Posted by TD on June 29, 2001 at 14:09:43:

Sounds like Raymond Aaron, a noted Canadian “buy and hold” guru.

It’ll still work to provide either nothing down or cash back on deals here in Ontario, Canada, although
the caveat is that you have to have a RE lawyer who will be able to make the necessary adjustments at closing to appease the lender who often balks at such arrangements.

Best way to go around this is to ensure that you put your “abatement” clause, as Aaron calls it, on a separate sheet of paper from your contract, known in these parts as a Schedule or Addendum.

That way whomever you choose to close your deal and/or fund it can, um, file that sheet of paper accordingly when needed. Nothing illegal or immoral or shady - just that in so long as all parties involved know what’s really going on with the deal upfront, you should be OK.

As my recollection goes, that property that Aaron did this on was approximately $CDN 1.6 million, so the $25K didn’t jeopardize the lender’s security in any manner what so ever. Try that amount on a $100K home, and see what happens :slight_smile:

BTW, Grant - did you ever sell that six-plex in Cobourg (or somewhere out your way) last year? If the no money down offer still exists, let me know, and I might (finally) be in a position to take you up seriously on it.

Still got it. - Posted by GL

Posted by GL on June 29, 2001 at 17:45:25:

It’s in the hands of a management company. I get a little cash every month with no work and no hassles.

I will still sell it for no down payment, at a price that will break even or give a small positive cash flow.

If you leave it in the hands of the management company, you will have no work, no worry, no down payment and no payments to make. I don’t know how a real estate investment can be easier yet no one has taken me up on this offer. I used to amuse myself by offering it to real estate wannabee’s just to see the look on their faces and hear their excuses for not taking it LOL. This confirmed a theory of mine, that this is the only business where people rush to buy at high prices and run away when there is a bargain sale LOL LOL LOL. Since real estate prices started climbing a few years ago it is no fun, people don’t think real estate is stinko anymore LOL.

Re: Still got it. - Posted by TD

Posted by TD on June 29, 2001 at 18:03:14:

Yep - I thought that was the case.

Couple of Q’s - how much is the mgmt co charging for maintenance/rent collection, etc.

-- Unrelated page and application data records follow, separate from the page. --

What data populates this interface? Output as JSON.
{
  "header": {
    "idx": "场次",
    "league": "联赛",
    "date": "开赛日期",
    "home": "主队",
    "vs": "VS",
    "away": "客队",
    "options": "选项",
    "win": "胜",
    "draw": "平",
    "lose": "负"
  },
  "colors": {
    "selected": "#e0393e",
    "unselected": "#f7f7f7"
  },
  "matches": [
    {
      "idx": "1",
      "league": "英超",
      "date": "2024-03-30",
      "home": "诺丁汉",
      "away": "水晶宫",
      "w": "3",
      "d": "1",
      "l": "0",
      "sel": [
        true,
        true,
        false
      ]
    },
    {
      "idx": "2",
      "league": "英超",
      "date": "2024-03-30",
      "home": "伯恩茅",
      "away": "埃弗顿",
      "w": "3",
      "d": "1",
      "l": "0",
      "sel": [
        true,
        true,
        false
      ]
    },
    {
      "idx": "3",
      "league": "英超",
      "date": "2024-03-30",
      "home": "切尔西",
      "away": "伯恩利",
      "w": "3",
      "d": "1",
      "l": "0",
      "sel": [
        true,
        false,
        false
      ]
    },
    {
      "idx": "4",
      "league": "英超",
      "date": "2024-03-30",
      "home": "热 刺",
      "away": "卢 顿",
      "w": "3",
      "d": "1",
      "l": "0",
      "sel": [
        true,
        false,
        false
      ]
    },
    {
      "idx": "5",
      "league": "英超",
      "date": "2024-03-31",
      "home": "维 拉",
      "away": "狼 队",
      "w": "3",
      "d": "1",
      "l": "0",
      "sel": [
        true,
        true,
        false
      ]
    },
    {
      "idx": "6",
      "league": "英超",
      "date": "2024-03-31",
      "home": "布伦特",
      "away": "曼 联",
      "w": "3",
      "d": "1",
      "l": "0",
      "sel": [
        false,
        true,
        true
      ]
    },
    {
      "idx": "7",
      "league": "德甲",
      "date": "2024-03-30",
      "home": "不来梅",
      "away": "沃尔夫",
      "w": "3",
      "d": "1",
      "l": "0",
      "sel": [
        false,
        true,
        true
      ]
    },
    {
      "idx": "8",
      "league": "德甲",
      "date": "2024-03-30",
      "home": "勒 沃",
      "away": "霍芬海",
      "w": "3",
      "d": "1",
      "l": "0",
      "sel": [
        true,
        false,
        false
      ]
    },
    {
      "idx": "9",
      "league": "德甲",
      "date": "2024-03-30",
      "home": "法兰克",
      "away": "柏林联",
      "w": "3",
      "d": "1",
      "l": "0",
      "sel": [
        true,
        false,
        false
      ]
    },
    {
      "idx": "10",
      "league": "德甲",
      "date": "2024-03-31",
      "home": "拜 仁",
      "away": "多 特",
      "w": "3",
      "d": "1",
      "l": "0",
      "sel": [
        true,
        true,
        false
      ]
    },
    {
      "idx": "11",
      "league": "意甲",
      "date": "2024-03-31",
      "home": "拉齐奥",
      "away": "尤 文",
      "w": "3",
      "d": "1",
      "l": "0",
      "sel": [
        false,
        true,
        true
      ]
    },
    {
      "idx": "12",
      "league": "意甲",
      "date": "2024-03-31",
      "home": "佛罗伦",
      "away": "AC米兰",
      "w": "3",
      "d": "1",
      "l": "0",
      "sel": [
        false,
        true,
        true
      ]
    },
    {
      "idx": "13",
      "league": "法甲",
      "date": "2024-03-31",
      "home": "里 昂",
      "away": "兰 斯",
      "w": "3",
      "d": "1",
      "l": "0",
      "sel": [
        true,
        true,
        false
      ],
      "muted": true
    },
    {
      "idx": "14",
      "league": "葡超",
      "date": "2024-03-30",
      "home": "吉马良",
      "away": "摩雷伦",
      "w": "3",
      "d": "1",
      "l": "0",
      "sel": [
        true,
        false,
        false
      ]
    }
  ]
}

And - will you hold a VTB 2nd to facilitate the no down on this?

I’ve still got your contact info somewhere, Grant - and I’ll give you a call within the week to discuss.

Talk to you soon.